What the task asks —
Using the entries that follow, state how many lines contain "prompt", with no other words.

Given data —
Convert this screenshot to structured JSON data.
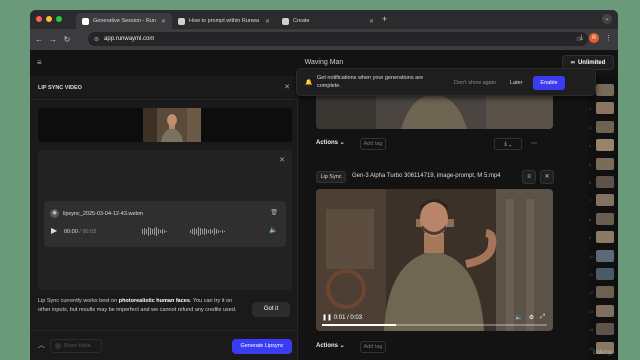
{
  "browser": {
    "tabs": [
      {
        "title": "Generative Session - Run"
      },
      {
        "title": "How to prompt within Runwa"
      },
      {
        "title": "Create"
      }
    ],
    "new_tab": "+",
    "url": "app.runwayml.com",
    "profile_initial": "R"
  },
  "app": {
    "title": "Waving Man",
    "plan_badge": "Unlimited"
  },
  "lip_sync_panel": {
    "title": "LIP SYNC VIDEO",
    "audio": {
      "file_name": "lipsync_2025-03-04-12-43.webm",
      "current_time": "00:00",
      "separator": "/",
      "total_time": "00:03"
    },
    "note_prefix": "Lip Sync currently works best on ",
    "note_bold": "photorealistic human faces",
    "note_suffix": ". You can try it on other inputs, but results may be imperfect and we cannot refund any credits used.",
    "got_it": "Got it",
    "voice_placeholder": "Rose Kelia",
    "generate_button": "Generate Lipsync"
  },
  "notification": {
    "text": "Get notifications when your generations are complete.",
    "dont_show": "Don't show again",
    "later": "Later",
    "enable": "Enable"
  },
  "feed": {
    "actions_label": "Actions",
    "add_tag": "Add tag",
    "generation_badge": "Lip Sync",
    "generation_title": "Gen-3 Alpha Turbo 306114719, image-prompt, M 5.mp4",
    "video_time": "0:01 / 0:03",
    "video_progress": 0.33
  },
  "thumbnails": {
    "numbers": [
      "1",
      "2",
      "3",
      "4",
      "5",
      "6",
      "7",
      "8",
      "9",
      "10",
      "11",
      "12",
      "13",
      "14",
      "15"
    ]
  },
  "watermark": "Udemy",
  "colors": {
    "accent": "#3b3cf2",
    "desktop": "#6a9a79"
  }
}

Result below —
2